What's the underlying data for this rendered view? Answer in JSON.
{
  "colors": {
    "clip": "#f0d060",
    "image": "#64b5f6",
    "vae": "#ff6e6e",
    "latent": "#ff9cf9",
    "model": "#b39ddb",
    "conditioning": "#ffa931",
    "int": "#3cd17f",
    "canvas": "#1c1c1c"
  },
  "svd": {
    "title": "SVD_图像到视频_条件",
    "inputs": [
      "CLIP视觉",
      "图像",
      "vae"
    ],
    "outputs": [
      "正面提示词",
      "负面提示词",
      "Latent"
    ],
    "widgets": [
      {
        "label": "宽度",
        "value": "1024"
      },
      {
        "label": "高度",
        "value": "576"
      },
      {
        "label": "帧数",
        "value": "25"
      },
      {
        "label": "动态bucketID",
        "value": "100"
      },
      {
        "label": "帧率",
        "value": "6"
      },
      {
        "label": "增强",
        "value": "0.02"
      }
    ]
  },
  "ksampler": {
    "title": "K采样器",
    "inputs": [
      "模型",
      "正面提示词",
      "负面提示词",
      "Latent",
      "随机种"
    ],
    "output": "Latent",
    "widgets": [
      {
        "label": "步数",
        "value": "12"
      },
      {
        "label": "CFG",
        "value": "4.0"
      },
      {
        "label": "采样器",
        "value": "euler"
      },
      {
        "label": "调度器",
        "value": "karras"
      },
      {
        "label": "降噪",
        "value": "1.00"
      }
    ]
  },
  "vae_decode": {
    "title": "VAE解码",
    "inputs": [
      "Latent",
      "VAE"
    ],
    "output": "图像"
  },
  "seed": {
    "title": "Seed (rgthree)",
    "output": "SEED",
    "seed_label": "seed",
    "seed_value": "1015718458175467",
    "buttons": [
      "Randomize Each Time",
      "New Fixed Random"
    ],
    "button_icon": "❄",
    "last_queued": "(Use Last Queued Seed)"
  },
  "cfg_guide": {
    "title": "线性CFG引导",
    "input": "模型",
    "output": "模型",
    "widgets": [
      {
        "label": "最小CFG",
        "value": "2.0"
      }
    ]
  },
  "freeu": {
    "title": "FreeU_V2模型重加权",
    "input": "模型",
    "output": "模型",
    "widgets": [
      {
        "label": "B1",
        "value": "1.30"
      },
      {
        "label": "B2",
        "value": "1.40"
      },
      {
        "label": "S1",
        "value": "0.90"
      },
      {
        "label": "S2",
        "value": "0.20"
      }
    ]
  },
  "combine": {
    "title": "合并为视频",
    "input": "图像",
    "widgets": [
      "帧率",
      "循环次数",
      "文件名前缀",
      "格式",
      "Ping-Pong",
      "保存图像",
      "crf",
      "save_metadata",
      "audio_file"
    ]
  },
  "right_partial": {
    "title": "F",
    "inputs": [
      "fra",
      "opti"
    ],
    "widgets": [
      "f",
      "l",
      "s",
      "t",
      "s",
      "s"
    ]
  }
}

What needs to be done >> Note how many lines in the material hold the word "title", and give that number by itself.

Response to the exercise >> 8